King Abdullah, 51, is a faithful Muslim who has constructed, adjacent to his palace, a mosque that can hold 5,500 worshipers. But he is decidedly not an Islamist: He does not believe it is the mission of Muslims of the 21st century to resurrect the seventh century, the era when a religion born in Arabia gave rise to armies that, with astonishing rapidity, went on to conquer and colonize the lands of Christians and polytheists, dominating the world for more than a thousand years.
The remains of that empire — from Morocco to Albania to Bangladesh to Indonesia — constitute what we today call "the Muslim world," more than 50 countries, the vast majority of them not free, and less than tolerant of their surviving minority populations.
The king calls himself a reformer, a believer in constitutional monarchy, representative democracy, and meritocracy. The evidence, I think, supports that claim. But he also understands that democratic institutions and habits must evolve — they cannot be imposed overnight in cultures where the power of ancient tribal allegiances trumps the power of new ideas.

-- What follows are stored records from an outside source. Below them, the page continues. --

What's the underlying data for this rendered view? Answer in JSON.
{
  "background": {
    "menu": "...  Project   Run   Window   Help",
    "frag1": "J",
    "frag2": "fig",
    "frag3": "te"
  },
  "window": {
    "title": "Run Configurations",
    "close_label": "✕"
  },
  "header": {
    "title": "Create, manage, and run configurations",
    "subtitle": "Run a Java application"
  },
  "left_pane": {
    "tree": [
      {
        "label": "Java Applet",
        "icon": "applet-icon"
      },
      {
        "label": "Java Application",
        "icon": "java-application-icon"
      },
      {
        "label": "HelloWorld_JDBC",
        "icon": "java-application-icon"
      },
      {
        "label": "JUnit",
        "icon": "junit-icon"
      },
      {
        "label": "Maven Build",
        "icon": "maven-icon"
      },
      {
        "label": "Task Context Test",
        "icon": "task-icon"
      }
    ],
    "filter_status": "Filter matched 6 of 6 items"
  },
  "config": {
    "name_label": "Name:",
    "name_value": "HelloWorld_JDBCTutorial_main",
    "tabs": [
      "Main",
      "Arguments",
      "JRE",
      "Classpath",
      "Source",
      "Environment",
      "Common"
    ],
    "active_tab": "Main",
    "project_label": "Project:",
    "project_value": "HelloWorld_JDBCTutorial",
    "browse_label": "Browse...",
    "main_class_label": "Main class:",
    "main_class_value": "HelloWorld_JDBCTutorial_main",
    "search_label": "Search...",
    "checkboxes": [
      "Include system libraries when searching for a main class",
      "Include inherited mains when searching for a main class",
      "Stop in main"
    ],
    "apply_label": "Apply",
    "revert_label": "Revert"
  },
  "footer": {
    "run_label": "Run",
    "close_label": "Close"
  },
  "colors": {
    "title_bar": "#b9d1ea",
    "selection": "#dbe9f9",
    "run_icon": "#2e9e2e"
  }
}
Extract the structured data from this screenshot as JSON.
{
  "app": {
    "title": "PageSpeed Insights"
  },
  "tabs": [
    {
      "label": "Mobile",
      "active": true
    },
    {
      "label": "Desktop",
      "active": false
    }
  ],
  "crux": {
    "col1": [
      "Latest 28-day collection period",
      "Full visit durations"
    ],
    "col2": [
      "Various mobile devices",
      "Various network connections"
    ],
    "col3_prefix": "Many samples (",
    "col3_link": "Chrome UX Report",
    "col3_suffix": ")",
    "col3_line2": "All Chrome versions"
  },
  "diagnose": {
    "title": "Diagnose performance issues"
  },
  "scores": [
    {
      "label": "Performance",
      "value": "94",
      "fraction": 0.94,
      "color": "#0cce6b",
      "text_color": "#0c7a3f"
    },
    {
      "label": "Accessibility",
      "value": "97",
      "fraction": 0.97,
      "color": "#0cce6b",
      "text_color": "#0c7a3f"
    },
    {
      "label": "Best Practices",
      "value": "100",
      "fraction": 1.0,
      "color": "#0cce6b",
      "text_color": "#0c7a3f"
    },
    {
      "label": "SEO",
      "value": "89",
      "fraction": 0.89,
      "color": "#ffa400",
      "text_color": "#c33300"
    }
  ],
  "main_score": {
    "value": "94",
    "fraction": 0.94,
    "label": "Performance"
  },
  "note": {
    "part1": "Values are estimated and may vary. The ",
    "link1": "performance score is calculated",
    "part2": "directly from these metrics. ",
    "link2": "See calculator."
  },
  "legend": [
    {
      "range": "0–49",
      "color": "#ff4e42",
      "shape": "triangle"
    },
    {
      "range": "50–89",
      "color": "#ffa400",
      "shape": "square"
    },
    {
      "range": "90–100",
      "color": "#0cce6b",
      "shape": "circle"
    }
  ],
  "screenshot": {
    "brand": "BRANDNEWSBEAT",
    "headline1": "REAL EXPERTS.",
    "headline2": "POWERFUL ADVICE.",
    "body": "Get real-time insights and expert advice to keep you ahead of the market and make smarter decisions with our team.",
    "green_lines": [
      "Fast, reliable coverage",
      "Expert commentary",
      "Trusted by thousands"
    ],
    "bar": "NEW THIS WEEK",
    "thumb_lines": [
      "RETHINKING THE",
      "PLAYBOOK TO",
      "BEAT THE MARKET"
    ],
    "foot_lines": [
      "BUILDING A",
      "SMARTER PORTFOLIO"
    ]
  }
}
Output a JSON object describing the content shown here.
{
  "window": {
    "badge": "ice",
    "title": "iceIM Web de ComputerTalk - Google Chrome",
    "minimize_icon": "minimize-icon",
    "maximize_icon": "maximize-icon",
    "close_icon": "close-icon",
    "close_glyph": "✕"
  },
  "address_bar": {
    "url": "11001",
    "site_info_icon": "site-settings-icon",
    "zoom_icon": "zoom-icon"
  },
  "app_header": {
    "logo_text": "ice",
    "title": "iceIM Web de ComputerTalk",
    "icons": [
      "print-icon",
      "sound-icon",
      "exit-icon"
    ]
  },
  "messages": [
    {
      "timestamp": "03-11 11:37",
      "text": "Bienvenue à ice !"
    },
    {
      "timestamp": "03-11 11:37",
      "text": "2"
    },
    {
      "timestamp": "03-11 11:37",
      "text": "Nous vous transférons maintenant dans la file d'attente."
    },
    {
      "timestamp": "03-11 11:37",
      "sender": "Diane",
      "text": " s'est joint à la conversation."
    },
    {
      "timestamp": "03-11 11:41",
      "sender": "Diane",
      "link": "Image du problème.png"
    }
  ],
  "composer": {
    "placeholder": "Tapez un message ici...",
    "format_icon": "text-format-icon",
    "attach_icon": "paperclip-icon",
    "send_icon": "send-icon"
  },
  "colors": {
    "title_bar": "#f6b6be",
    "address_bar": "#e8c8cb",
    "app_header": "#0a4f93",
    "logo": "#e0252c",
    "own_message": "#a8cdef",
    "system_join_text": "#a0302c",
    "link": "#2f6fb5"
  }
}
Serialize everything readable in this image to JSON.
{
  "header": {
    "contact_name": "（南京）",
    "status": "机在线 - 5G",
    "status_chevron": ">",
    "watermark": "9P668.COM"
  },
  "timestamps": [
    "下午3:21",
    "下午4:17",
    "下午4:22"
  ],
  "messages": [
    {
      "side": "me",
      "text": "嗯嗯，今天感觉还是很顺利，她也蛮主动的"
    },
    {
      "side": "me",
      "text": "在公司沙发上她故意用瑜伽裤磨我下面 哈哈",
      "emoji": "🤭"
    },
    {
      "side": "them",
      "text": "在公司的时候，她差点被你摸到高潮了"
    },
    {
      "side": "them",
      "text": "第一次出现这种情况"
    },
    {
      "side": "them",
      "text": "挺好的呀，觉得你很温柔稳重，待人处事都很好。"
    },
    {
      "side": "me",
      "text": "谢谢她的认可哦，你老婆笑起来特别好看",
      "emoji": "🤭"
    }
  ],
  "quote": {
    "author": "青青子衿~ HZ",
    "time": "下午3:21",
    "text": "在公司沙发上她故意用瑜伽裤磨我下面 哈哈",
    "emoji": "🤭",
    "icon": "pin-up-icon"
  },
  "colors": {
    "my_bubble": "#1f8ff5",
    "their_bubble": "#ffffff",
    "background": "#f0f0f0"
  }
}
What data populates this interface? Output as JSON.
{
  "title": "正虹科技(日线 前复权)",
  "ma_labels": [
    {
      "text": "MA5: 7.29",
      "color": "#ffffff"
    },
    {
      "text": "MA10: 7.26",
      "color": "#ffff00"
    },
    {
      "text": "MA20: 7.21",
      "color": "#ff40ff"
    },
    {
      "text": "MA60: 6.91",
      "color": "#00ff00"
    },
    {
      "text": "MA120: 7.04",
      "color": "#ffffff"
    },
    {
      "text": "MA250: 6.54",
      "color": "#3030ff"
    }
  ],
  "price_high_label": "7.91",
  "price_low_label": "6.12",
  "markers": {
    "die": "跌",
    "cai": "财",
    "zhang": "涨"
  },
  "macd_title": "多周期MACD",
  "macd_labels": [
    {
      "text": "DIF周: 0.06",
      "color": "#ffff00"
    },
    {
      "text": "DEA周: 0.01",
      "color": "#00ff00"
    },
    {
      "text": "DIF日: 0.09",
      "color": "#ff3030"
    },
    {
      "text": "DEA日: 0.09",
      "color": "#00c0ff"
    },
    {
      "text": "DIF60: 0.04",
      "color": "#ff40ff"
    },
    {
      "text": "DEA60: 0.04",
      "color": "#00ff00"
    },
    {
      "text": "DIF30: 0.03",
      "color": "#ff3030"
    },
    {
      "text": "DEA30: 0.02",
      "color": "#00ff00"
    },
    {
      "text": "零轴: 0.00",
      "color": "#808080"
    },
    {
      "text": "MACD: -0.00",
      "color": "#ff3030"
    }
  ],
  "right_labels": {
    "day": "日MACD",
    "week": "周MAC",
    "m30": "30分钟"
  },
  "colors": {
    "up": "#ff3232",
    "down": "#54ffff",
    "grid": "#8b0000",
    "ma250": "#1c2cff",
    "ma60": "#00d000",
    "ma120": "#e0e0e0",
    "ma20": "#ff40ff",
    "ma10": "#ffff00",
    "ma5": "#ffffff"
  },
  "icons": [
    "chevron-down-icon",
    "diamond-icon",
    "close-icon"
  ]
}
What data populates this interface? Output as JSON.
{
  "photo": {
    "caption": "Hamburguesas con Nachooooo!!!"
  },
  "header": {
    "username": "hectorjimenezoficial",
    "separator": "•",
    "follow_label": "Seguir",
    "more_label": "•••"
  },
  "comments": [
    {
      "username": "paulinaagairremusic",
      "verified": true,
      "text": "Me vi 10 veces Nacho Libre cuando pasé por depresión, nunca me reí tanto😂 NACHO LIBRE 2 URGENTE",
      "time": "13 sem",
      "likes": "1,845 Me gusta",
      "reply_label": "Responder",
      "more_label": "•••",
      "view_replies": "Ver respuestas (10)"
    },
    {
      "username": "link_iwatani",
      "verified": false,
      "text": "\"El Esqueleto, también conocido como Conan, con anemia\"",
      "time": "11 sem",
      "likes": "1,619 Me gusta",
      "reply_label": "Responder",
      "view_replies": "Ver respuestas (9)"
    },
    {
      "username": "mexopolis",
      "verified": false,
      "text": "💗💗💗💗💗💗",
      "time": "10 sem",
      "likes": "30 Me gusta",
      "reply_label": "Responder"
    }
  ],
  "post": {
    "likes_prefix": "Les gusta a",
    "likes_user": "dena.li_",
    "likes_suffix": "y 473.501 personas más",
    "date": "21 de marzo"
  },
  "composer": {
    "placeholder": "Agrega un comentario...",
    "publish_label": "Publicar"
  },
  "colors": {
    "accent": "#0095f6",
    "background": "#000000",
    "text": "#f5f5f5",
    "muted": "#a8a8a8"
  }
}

In any case, it is the civil war in neighboring Syria that most concerns Jordan at present. Officials say they are not taking sides. They have denied media reports that the CIA and U.S. special operations forces are training Syrian rebels on Jordanian soil.
Assad does not believe them. On a day when I'm meeting with Jordanian officials, a controversy erupts over Syria's ambassador, Bahjat Suleiman, using his Facebook page to call Bassam Manasir, an important member of Jordan's parliament, "a servant of the enemies of Syria and Jordan" (you can guess who those are). In response, Manasir demands Suleiman's expulsion.
Whatever the outcome in Syria, it will be problematic for Jordan. Should Assad survive, he will be more beholden than ever to Iran and its proxy, Hezbollah. A new Pew poll finds the Iranian regime disliked by 81 percent of Jordanians. On the other hand, should the rebels succeed in toppling the dictatorship — in recent days, President Obama has pledged to assist the nationalist factions — Jordan could find itself tangling with the bin Ladenist groups that have been the most effective anti-regime fighting forces.
Jihad does not appear to be catching on in Jordan — but neither is the kingdom immune to the virus. Recall that it was a Jordanian, Abu Musab al-Zarqawi, who led the al-Qaeda affiliate in Iraq after the toppling of Saddam Hussein, dispatching numerous suicide bombers against both Shiite and American targets. In 2005, Zarqawi also was responsible for a series of bombings at upscale Amman hotels that killed 60 people. He achieved what he saw as martyrdom the following year when U.S forces dropped a 500-pound bomb on what he thought was a safe house.
There also was "triple agent" Humam Khalil al-Balawi, a Jordanian physician and online jihadist recruited by Jordanian intelligence to serve as a mole inside al-Qaeda. In December 2009, he strapped a 30-pound bomb vest to his chest and detonated it at a CIA outpost in Afghanistan, killing seven senior CIA operatives as well as Ali bin Zeid, his Jordanian handler, himself a member of the royal family.
The Muslim world is not a monolith. But it could become one — if Americans, out of fatigue and frustration, abandon the realm to the tender mercies of jihadists and Islamists, terms the king's advisers do not avoid as do so many politically correct American and European officials. Jordanians see with their own eyes that the "tide" of war is not "receding." On the contrary, without America's continuing support, they and other moderate Muslims — resilient though they may be — are in danger of being inundated by the encroaching waters of terrorism and theocratic imperialism.